I have a handful of devotional books that usher me into the theme of longing and related practices. I like the marking of Advent with candles and reflection. I appreciate the idea of being prepared for something.
And, still, I find longing to be sort of awkward in experience.
Copyright: antonioguillem / 123RF Stock Photo
Often, longing isn’t particularly socially acceptable. I remember the twelve years post-college that I spent longing to be married. No one was surprised to learn that a life partner was a desire of my heart. No one was surprised that the intensity of that longing grew as the years ticked by.
I could show my longing to friends--just not all the time. I found myself calculating how often and with what intensity it was appropriate to talk about my hope for a future family. I had a vague sense of the social repercussions were I to become “that friend” whose unmet hopes were always in the room with us.
Longing seems to conflict with contentment and the practice of embracing the present moment. Those virtues and practices feel cool in my social circles. I want to be—and look like I’m being—at peace in all circumstances. How does that quality exist alongside longing?

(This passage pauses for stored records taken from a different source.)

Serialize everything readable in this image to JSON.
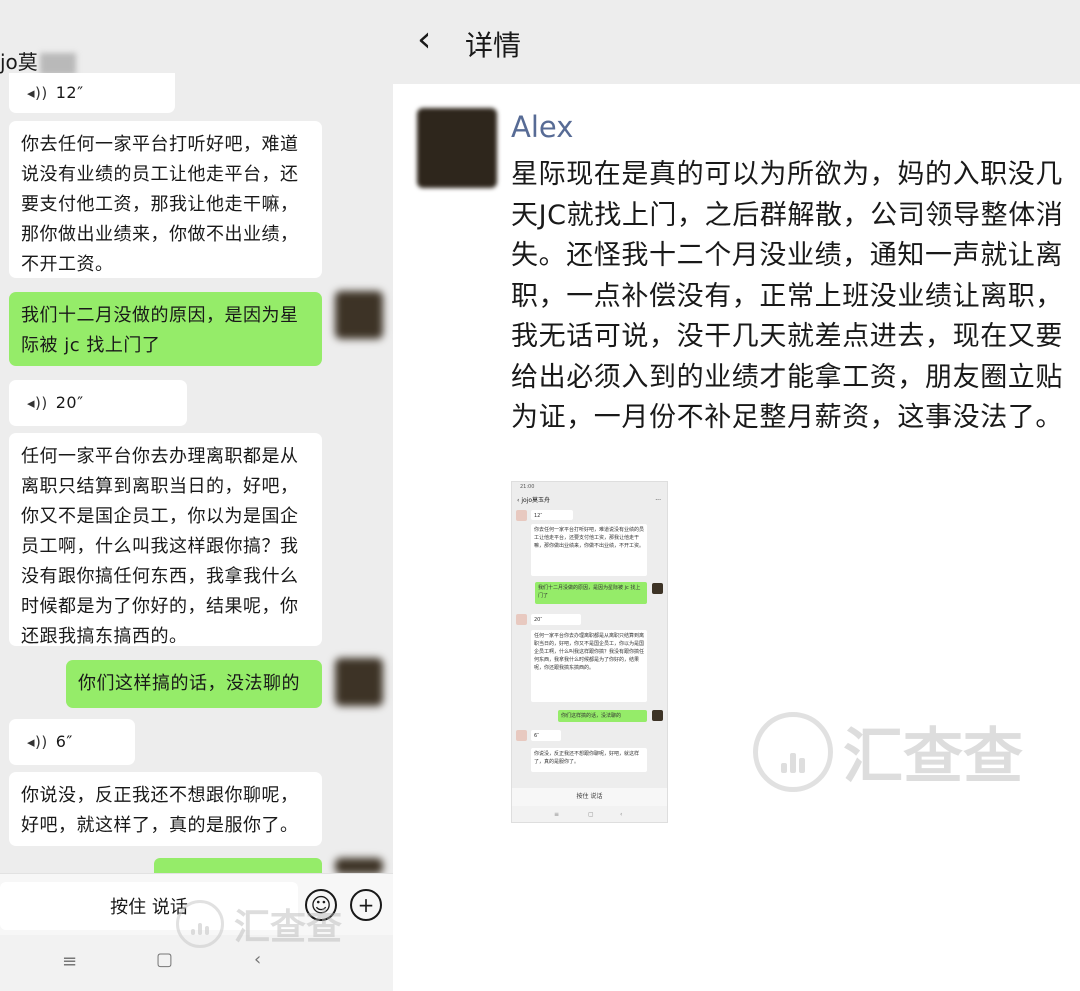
{
  "left_chat": {
    "contact_name": "jo莫",
    "messages": [
      {
        "type": "voice",
        "duration": "12″"
      },
      {
        "type": "text_in",
        "text": "你去任何一家平台打听好吧，难道说没有业绩的员工让他走平台，还要支付他工资，那我让他走干嘛，那你做出业绩来，你做不出业绩，不开工资。"
      },
      {
        "type": "text_out",
        "text": "我们十二月没做的原因，是因为星际被 jc 找上门了"
      },
      {
        "type": "voice",
        "duration": "20″"
      },
      {
        "type": "text_in",
        "text": "任何一家平台你去办理离职都是从离职只结算到离职当日的，好吧，你又不是国企员工，你以为是国企员工啊，什么叫我这样跟你搞？我没有跟你搞任何东西，我拿我什么时候都是为了你好的，结果呢，你还跟我搞东搞西的。"
      },
      {
        "type": "text_out",
        "text": "你们这样搞的话，没法聊的"
      },
      {
        "type": "voice",
        "duration": "6″"
      },
      {
        "type": "text_in",
        "text": "你说没，反正我还不想跟你聊呢，好吧，就这样了，真的是服你了。"
      }
    ],
    "input_bar": {
      "talk_label": "按住 说话",
      "emoji_icon": "emoji-icon",
      "plus_icon": "plus-icon"
    },
    "nav": {
      "menu_icon": "menu-icon",
      "home_icon": "home-icon",
      "back_icon": "back-icon"
    }
  },
  "detail": {
    "header": {
      "back_icon": "chevron-left-icon",
      "title": "详情"
    },
    "post": {
      "author": "Alex",
      "text": "星际现在是真的可以为所欲为，妈的入职没几天JC就找上门，之后群解散，公司领导整体消失。还怪我十二个月没业绩，通知一声就让离职，一点补偿没有，正常上班没业绩让离职，我无话可说，没干几天就差点进去，现在又要给出必须入到的业绩才能拿工资，朋友圈立贴为证，一月份不补足整月薪资，这事没法了。"
    },
    "screenshot": {
      "status_time": "21:00",
      "contact_name": "jojo莫玉舟",
      "messages": [
        "12″",
        "你去任何一家平台打听好吧，难道说没有业绩的员工让他走平台，还要支付他工资，那我让他走干嘛，那你做出业绩来，你做不出业绩，不开工资。",
        "我们十二月没做的原因，是因为星际被 jc 找上门了",
        "20″",
        "任何一家平台你去办理离职都是从离职只结算到离职当日的，好吧，你又不是国企员工，你以为是国企员工啊，什么叫我这样跟你搞？我没有跟你搞任何东西，我拿我什么时候都是为了你好的，结果呢，你还跟我搞东搞西的。",
        "你们这样搞的话，没法聊的",
        "6″",
        "你说没，反正我还不想跟你聊呢，好吧，就这样了，真的是服你了。"
      ],
      "talk_label": "按住 说话"
    }
  },
  "watermark": {
    "text": "汇查查"
  },
  "colors": {
    "incoming_bubble": "#ffffff",
    "outgoing_bubble": "#95ec69",
    "author_link": "#576b95",
    "chat_bg": "#ededed"
  }
}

Actually, this dynamic may be why I’m drawn to Advent. During Advent, it is cool to long. Longing is the appropriate activity of this time. We can bring it out and rehearse it in December.
Yet the longing we practice in Advent is meant to be a longing we carry at all times, a longing for the clear presence of God with us in each moment of our days, and a longing that one day—soon, Lord—God will come again, as promised, to set all things right.

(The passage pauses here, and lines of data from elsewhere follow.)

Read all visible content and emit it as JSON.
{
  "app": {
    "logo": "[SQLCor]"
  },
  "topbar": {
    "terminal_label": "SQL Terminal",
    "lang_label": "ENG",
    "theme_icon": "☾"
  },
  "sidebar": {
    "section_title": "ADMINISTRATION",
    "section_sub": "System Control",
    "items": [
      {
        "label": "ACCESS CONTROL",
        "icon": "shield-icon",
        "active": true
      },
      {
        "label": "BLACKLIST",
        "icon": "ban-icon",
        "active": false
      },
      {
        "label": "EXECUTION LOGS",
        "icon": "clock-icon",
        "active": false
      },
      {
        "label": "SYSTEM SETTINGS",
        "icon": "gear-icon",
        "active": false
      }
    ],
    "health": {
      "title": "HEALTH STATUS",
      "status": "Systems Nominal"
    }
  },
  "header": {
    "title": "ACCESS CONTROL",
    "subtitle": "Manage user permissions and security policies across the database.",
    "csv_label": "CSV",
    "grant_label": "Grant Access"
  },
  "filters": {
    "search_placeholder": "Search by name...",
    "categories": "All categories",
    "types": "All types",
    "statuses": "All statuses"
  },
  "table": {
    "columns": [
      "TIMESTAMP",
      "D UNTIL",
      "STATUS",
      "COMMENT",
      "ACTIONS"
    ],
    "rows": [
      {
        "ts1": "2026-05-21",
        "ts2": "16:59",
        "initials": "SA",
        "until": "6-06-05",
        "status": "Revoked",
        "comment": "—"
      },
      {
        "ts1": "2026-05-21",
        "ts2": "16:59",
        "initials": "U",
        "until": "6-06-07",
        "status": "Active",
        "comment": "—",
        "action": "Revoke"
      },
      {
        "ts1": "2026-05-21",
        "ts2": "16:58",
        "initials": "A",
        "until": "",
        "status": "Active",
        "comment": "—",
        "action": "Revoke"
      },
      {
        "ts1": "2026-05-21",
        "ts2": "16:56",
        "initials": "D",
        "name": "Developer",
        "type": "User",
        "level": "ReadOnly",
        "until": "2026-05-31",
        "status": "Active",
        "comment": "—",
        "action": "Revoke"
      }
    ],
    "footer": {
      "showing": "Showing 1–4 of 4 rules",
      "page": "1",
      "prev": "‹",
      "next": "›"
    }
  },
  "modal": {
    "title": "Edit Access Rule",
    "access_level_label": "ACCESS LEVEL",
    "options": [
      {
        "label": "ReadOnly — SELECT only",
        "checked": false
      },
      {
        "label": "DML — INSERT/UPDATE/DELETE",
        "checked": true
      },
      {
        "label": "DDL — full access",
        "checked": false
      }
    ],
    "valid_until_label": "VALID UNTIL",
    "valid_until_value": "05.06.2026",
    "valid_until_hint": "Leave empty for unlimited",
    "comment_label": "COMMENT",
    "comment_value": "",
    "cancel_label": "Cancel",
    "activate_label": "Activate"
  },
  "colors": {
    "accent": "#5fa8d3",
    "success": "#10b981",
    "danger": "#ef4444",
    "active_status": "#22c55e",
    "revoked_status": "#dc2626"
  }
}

In his famous “Weight of Glory” sermon, C.S. Lewis talks about the experience of longing in everyday life. He posits that our being made in the image of God leaves us with an imprinted desire for heaven, for eternal relationship with God. We can be led to that desire through our desires for other good but lesser things.
I think I experience what Lewis describes, but if I’m not careful, I attribute my longings to the sappiness of mid-life. I might mention it with a self-conscious laugh and let it pass. I remain aware that most social settings can only hold the weight of so much longing.

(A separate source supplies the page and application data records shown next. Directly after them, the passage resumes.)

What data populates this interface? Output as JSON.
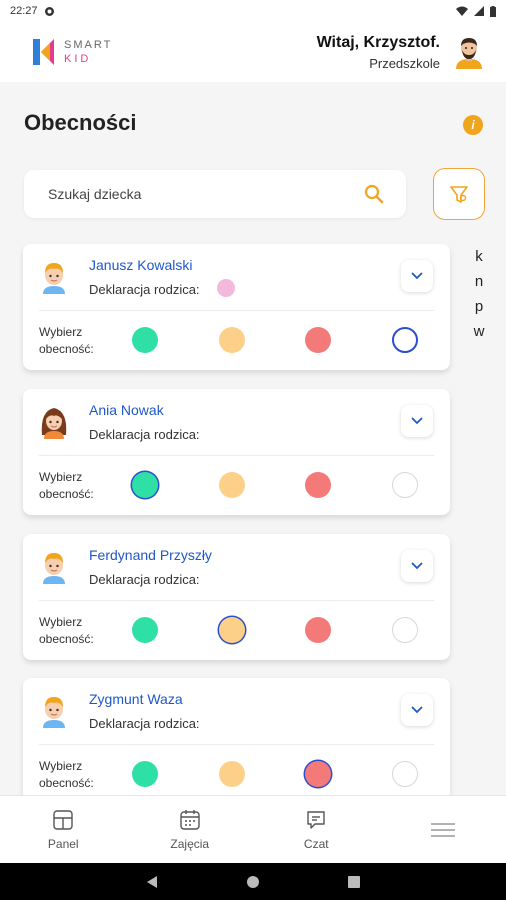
{
  "status_bar": {
    "time": "22:27"
  },
  "header": {
    "logo_smart": "SMART",
    "logo_kid": "KID",
    "greeting": "Witaj, Krzysztof.",
    "group": "Przedszkole"
  },
  "page": {
    "title": "Obecności"
  },
  "search": {
    "placeholder": "Szukaj dziecka"
  },
  "alpha_index": [
    "k",
    "n",
    "p",
    "w"
  ],
  "labels": {
    "declaration": "Deklaracja rodzica:",
    "choose_line1": "Wybierz",
    "choose_line2": "obecność:"
  },
  "attendance_colors": {
    "present": "#2ee0a6",
    "late": "#fdd08a",
    "absent": "#f47a7a",
    "none": "#ffffff",
    "selected_ring": "#2b4ed0",
    "declaration": "#f4b8dc"
  },
  "children": [
    {
      "name": "Janusz Kowalski",
      "avatar": "boy-icon",
      "declaration_set": true,
      "selected": "none"
    },
    {
      "name": "Ania Nowak",
      "avatar": "girl-icon",
      "declaration_set": false,
      "selected": "present"
    },
    {
      "name": "Ferdynand Przyszły",
      "avatar": "boy-icon",
      "declaration_set": false,
      "selected": "late"
    },
    {
      "name": "Zygmunt Waza",
      "avatar": "boy-icon",
      "declaration_set": false,
      "selected": "absent"
    }
  ],
  "nav": [
    {
      "label": "Panel",
      "icon": "panel-icon"
    },
    {
      "label": "Zajęcia",
      "icon": "calendar-icon"
    },
    {
      "label": "Czat",
      "icon": "chat-icon"
    },
    {
      "label": "",
      "icon": "menu-icon"
    }
  ]
}
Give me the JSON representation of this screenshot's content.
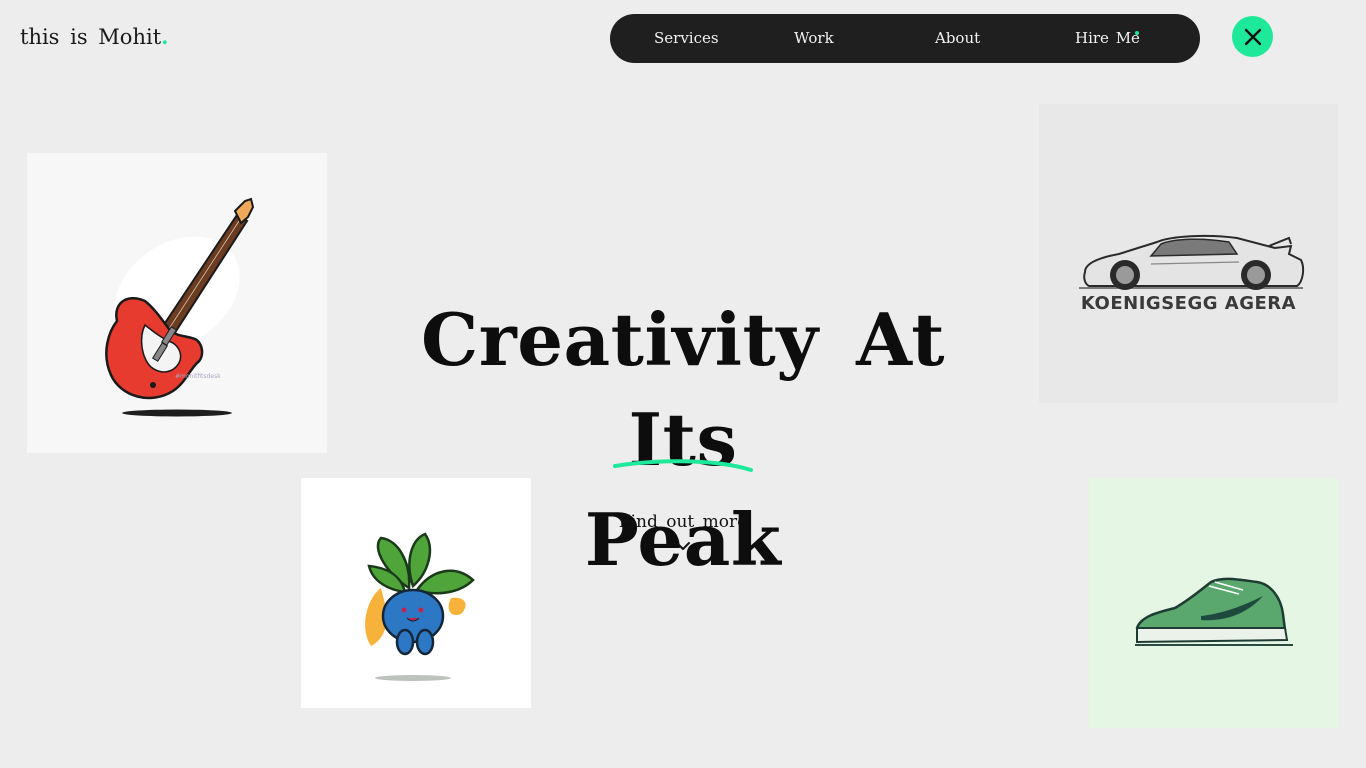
{
  "logo": {
    "text": "this is Mohit",
    "dot": "."
  },
  "nav": {
    "items": [
      {
        "label": "Services"
      },
      {
        "label": "Work"
      },
      {
        "label": "About"
      },
      {
        "label": "Hire Me"
      }
    ]
  },
  "close_button": {
    "icon": "close-icon"
  },
  "hero": {
    "headline_line1": "Creativity At Its",
    "headline_line2": "Peak",
    "cta": "Find out more",
    "cta_icon": "chevron-down-icon"
  },
  "gallery": {
    "guitar": {
      "signature": "#mohitfitsdesk"
    },
    "car": {
      "label": "KOENIGSEGG AGERA"
    },
    "plant": {},
    "shoe": {}
  },
  "colors": {
    "accent": "#1ee89a",
    "nav_bg": "#1f1f1f",
    "page_bg": "#ededed"
  }
}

This past year I had the chance to sit before an original piece of art: Monet’s huge water lily canvases. I wanted to capture their splendor, in a nearly physical sense, more deeply than seemed possible. In addition to their objective beauty, those paintings are attached to positive emotional memories from my childhood, and I wanted to hold all of that in a way that wouldn’t dissipate.
Not surprisingly, I’m experiencing something similar with my kids as they near the teenage years. I saw a picture recently of one of them, round-cheeked and toddling, and I again felt an almost physical ache not to lose that little person who still lives somewhere in the emerging young man.
Sentimental? Likely. Sappy? A little. When I can push past the outer and inner awkwardness I experience with longing, though, I sense something deeper.
This longing is a year-round invitation to experience the presence and hope of God’s present and coming kingdom. C.S. Lewis suggests, “These things—the beauty, the memory of our own past—are good images of what we really desire…For they are not the thing itself; they are only the scent of a flower we have not found, the echo of a tune we have not heard, news from a country we have never yet visited.”
I have a friend who is unashamed in her deep longing for Jesus’ promised return. I love that about her. I never feel awkward in her expression of it. Quite the opposite. I feel stirred to let my own inner longing live, to remember and learn to live in light of my deepest hopes.
Maybe this is the year to not put longing away at Advent’s end.
Michelle Manley likes the space of quiet reflection, reading, and prayer. She enjoys sitting and talking with others, listening for the creative work of God in daily life. Given that, many are surprised to learn that she's an avid sports spectator and fan. She also tackles bike rides and ski slopes occasionally with her nine- and eleven-year-old sons to keep credibility up with them. She is married to Mark and has worked as a pastor at The River Church Community in the areas of Small Group Community and Adult Spiritual Formation for nearly eighteen years.